The Government’s negligence is obvious thanks to the involvement of society’s bigwigs and leaders in such institutions. Shockingly, the ‘deemed university’ status has been granted to unproven and questionable educational bodies. In the last five years alone the ‘deemed university’ status has been conferred on medical colleges’ nationwide, raising doubts among experts on the caliber of most of these institutions.

Incidentally, Tamil Nadu has the highest number of deemed universities followed by Karnataka and Maharashtra. Not only that. There are instances of educational institutions being conferred deemed university status even before the first batch of students have passed out. Clearly, smacking of bureaucratic recklessness and complicity at high places.

Think. If there was no capitation fee, no promoter’s quota in medical and engineering colleges and strict vigilance in these institutions, the question of doling out money to get mediocre students admitted would not arise. It is only because of loopholes in our law and the willingness of the Governmental machinery to see that the wealthy get preference in all matters that corruption in educational institutions persists.

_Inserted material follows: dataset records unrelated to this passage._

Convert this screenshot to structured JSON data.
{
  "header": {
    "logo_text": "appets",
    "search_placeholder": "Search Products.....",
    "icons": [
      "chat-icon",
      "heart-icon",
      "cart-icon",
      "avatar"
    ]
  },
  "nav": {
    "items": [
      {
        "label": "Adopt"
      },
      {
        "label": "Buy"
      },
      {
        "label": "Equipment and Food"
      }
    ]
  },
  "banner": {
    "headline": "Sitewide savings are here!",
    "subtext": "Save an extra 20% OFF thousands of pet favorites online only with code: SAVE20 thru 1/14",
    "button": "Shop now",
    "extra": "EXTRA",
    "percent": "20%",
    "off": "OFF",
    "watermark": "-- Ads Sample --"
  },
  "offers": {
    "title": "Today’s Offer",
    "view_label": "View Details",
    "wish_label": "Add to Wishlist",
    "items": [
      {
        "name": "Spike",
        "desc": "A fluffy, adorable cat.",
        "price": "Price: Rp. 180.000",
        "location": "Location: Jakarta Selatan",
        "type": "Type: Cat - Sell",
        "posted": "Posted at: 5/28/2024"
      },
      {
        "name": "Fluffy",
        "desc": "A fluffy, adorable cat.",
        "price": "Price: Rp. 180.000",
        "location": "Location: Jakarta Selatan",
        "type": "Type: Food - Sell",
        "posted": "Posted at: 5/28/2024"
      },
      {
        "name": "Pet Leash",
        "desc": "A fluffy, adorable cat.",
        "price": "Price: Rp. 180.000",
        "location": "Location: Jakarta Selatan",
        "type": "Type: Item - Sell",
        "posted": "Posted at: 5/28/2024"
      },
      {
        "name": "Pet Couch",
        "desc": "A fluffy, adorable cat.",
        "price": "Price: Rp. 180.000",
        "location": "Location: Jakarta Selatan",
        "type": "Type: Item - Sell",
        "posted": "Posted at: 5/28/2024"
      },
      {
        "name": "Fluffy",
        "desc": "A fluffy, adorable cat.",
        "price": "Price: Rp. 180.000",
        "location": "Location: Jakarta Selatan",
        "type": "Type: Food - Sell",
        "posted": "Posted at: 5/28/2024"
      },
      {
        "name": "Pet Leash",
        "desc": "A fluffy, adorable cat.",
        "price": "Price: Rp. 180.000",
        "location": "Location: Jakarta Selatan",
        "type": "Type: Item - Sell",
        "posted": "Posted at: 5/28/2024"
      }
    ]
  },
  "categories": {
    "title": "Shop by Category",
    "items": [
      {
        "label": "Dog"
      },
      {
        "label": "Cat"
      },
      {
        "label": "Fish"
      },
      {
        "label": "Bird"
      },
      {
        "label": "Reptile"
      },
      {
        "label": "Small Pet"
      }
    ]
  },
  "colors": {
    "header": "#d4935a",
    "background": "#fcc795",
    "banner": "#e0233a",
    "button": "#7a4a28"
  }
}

Sadly, the meritorious and poor students suffer. Even if they get admission without paying any capitation fee, it is virtually impossible for most families belonging to the lower income groups to pay the fees and hostel charges in private medical or engineering colleges

Look at the irony. While the business community aided by the politicians and bureaucrats reap money by opening educational institutions and nursing homes, the poor, as usual, suffer. In spite of getting good results they cannot get themselves admitted to private specialized institutions. The few scholarships that are available barely cover 10 per cent of the deserving candidates.

Worse, both the Central and State Government’s are making no efforts to ensure better facilities for the deserving students Surprisingly, the Central Government does not give the Children’s Education Allowance of Rs 1000 per month (earlier a miniscule Rs 40 per month) until a child passes Class XII!  Indeed, strange.

Further, there is urgent need to set up Central Universities, IITs along with centres of higher learning to ensure that students from low income groups get the best quality education, both in Government institutions and private colleges. This is not to suggest that the middle income group does not suffer. They suffer equal pain when their wards do not get grades to qualify for admission in Government institutions.

Compounding matters, private institutions ask for capitation fee. While in the case of engineering colleges it is monies paid ‘for qualifying’, in medical colleges even if a student qualifies he still has to pay ‘for admission.’

In the case of deemed University, which conduct their own examinations, only those who pay earlier qualify. The capitation fee ranges around Rs 10 to Rs 40 lakhs. A ‘sufferer’ of capitation fee had to pay Rs 8 lakhs extra for her daughter’s admission to a deemed University medical institution in Pondicherry even after ‘applying pull.’

In sum, the need of the hour is sincerity and vigilant action by honest politicians. Some institutions need to be immediately blacklisted to set an example for others and check their nefarious activities. Simultaneously, each institution should reduce its fees by 40-50 per cent for students belonging to the lower income groups, having an income below Rs 120,000-Rs 150,000 per annum. The earlier the Government acts the better. ----- INFA

 (Copyright, India News & Feature Alliance)

< Previous   Next >
  Mambo powered by Best-IT